►
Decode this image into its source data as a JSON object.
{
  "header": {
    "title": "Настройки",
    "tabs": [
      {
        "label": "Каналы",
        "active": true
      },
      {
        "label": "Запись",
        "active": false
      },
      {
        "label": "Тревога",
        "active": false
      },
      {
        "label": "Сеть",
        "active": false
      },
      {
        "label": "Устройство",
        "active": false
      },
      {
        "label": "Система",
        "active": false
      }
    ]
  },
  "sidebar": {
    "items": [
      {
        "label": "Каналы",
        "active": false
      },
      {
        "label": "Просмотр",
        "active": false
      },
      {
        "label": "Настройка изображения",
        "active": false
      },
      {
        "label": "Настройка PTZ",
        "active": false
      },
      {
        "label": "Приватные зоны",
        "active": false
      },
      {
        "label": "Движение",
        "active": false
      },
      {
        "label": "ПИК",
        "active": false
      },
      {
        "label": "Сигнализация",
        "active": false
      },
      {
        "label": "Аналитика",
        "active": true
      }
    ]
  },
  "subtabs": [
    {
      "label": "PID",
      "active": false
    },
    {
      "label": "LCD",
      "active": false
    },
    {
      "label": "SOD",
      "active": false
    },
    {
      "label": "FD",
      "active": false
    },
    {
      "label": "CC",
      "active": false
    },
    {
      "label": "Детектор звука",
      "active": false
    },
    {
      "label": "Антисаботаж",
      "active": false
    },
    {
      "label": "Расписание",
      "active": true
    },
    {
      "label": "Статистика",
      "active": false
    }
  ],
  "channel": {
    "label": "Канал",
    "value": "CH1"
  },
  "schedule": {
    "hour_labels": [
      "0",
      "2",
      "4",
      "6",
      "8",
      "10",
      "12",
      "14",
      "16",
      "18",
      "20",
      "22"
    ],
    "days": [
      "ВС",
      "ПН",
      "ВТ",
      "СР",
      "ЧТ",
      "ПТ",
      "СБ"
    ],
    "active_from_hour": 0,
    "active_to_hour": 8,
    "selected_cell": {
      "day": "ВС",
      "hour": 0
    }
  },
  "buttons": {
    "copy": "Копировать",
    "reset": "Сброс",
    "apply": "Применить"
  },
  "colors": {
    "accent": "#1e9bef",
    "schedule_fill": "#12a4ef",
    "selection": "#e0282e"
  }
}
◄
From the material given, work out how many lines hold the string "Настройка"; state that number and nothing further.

- Answer below -
2